Check every line of the data and copy the ones where "ロケールを追加" appears.

BEGIN Data for the task

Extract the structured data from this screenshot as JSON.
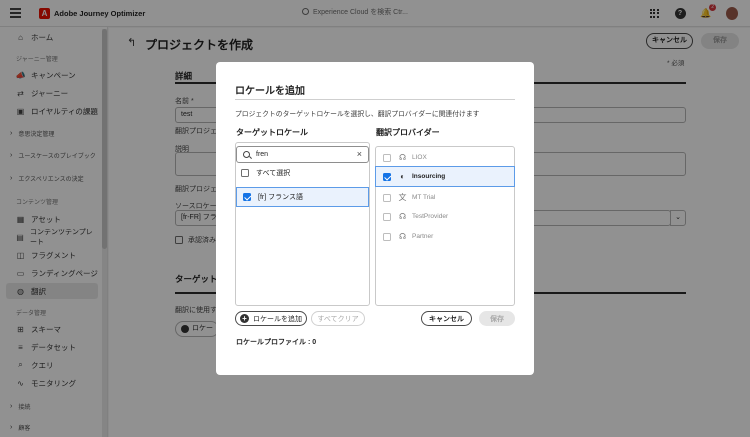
{
  "topbar": {
    "app_title": "Adobe Journey Optimizer",
    "search_placeholder": "Experience Cloud を検索 Ctr...",
    "notification_count": "2"
  },
  "sidebar": {
    "items": [
      {
        "label": "ホーム",
        "icon": "home-icon"
      },
      {
        "label": "キャンペーン",
        "icon": "megaphone-icon"
      },
      {
        "label": "ジャーニー",
        "icon": "journey-icon"
      },
      {
        "label": "ロイヤルティの課題",
        "icon": "loyalty-icon"
      },
      {
        "label": "アセット",
        "icon": "asset-icon"
      },
      {
        "label": "コンテンツテンプレート",
        "icon": "template-icon"
      },
      {
        "label": "フラグメント",
        "icon": "fragment-icon"
      },
      {
        "label": "ランディングページ",
        "icon": "landing-page-icon"
      },
      {
        "label": "翻訳",
        "icon": "globe-icon"
      },
      {
        "label": "スキーマ",
        "icon": "schema-icon"
      },
      {
        "label": "データセット",
        "icon": "dataset-icon"
      },
      {
        "label": "クエリ",
        "icon": "query-icon"
      },
      {
        "label": "モニタリング",
        "icon": "monitoring-icon"
      }
    ],
    "sections": [
      "ジャーニー管理",
      "コンテンツ管理",
      "データ管理"
    ],
    "groups": [
      "意思決定管理",
      "ユースケースのプレイブック",
      "エクスペリエンスの決定",
      "接続",
      "顧客"
    ]
  },
  "page": {
    "title": "プロジェクトを作成",
    "cancel_label": "キャンセル",
    "save_label": "保存",
    "required_note": "* 必須",
    "details_heading": "詳細",
    "name_label": "名前 *",
    "name_value": "test",
    "project_hint_1": "翻訳プロジェ",
    "description_label": "説明",
    "project_hint_2": "翻訳プロジェク",
    "source_locale_label": "ソースロケール",
    "source_locale_value": "[fr-FR] フラン",
    "approval_label": "承認済み",
    "target_heading": "ターゲット",
    "target_hint": "翻訳に使用す",
    "add_locale_partial": "ロケー"
  },
  "modal": {
    "title": "ロケールを追加",
    "description": "プロジェクトのターゲットロケールを選択し、翻訳プロバイダーに関連付けます",
    "target_locale_title": "ターゲットロケール",
    "provider_title": "翻訳プロバイダー",
    "search_value": "fren",
    "select_all_label": "すべて選択",
    "locales": [
      {
        "label": "[fr] フランス語",
        "checked": true
      }
    ],
    "providers": [
      {
        "label": "LIOX",
        "checked": false,
        "icon": "headset-icon"
      },
      {
        "label": "Insourcing",
        "checked": true,
        "icon": "insourcing-icon"
      },
      {
        "label": "MT Trial",
        "checked": false,
        "icon": "machine-translate-icon"
      },
      {
        "label": "TestProvider",
        "checked": false,
        "icon": "headset-icon"
      },
      {
        "label": "Partner",
        "checked": false,
        "icon": "headset-icon"
      }
    ],
    "add_locale_label": "ロケールを追加",
    "clear_all_label": "すべてクリア",
    "cancel_label": "キャンセル",
    "save_label": "保存",
    "profile_label": "ロケールプロファイル : 0"
  }
}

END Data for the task

## Answer to this task
    "title": "ロケールを追加",
    "add_locale_label": "ロケールを追加",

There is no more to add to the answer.